*** Opening of Available records ***

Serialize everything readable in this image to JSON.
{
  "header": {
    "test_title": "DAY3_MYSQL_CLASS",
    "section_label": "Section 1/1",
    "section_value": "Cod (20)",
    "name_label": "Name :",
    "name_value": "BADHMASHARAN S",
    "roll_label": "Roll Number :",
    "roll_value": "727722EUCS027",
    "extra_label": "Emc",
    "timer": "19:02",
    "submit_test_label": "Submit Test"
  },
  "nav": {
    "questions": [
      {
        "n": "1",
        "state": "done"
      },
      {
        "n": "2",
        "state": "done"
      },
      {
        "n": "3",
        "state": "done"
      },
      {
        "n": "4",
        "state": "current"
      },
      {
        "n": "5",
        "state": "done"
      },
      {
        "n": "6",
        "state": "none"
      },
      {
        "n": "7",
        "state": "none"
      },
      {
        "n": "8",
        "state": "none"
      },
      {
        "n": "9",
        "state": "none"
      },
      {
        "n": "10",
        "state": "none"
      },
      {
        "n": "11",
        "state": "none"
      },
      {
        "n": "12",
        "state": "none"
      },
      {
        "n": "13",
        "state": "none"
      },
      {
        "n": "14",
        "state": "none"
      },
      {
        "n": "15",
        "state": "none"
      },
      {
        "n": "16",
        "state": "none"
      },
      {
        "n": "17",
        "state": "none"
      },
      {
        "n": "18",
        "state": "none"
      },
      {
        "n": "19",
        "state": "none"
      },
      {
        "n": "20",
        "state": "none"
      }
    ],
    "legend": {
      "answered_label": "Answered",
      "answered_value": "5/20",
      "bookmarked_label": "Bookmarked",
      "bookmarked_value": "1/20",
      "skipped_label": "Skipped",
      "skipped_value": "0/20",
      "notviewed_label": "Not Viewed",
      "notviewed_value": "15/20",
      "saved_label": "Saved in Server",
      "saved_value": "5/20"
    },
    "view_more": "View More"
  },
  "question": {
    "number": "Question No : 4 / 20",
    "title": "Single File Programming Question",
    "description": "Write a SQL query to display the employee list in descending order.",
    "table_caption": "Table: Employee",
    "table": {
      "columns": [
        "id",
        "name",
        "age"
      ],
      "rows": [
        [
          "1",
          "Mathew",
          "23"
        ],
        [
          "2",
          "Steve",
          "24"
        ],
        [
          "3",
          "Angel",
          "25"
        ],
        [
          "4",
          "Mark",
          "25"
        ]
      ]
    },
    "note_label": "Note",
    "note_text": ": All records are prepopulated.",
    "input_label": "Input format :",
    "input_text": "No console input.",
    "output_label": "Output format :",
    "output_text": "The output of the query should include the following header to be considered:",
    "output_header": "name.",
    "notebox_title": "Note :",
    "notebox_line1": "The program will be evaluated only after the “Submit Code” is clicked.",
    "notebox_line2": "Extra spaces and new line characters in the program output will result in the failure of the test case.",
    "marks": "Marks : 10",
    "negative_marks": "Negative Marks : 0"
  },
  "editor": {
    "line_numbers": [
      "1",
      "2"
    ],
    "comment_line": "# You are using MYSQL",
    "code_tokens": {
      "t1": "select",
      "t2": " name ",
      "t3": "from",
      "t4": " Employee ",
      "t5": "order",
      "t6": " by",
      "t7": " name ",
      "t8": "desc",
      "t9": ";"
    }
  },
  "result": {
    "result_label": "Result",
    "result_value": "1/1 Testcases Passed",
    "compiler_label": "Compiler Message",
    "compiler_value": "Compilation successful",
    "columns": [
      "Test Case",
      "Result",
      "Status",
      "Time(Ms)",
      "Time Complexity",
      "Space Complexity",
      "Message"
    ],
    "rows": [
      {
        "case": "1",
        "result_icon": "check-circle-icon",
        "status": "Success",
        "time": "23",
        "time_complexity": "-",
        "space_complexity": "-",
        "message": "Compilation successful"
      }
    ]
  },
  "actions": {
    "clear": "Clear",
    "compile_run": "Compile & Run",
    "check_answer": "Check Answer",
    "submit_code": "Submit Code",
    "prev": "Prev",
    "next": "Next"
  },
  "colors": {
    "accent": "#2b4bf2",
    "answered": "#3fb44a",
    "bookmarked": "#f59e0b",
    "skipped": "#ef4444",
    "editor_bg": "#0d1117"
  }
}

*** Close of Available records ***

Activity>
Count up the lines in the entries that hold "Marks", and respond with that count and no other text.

Result>
2